## Problem description
Every line with "name" in it should be copied from the data.

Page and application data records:
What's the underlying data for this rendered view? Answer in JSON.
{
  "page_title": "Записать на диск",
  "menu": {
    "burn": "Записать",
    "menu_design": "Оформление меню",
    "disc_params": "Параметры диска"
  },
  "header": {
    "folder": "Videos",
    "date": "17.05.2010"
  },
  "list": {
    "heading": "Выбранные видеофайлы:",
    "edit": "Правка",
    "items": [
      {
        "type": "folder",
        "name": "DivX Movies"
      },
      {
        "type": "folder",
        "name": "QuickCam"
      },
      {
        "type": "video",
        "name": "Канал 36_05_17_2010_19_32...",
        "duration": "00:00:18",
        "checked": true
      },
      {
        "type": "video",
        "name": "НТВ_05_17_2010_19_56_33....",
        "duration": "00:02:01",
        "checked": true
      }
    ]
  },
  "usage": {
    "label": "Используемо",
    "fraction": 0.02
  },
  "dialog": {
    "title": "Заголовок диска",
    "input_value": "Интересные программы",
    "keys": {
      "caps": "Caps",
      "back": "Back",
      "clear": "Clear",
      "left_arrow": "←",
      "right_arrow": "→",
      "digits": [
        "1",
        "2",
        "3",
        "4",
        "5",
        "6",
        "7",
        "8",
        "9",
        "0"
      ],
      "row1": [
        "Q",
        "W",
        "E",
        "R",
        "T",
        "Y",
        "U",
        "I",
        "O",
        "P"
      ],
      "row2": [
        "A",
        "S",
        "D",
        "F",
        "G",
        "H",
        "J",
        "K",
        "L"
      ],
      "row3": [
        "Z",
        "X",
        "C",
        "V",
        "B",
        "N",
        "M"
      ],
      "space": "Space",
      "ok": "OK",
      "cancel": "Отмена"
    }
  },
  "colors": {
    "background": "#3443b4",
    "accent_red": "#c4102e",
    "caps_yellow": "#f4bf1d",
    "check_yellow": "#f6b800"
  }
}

## Reply to the task
        "name": "DivX Movies"
        "name": "QuickCam"
        "name": "Канал 36_05_17_2010_19_32...",
        "name": "НТВ_05_17_2010_19_56_33....",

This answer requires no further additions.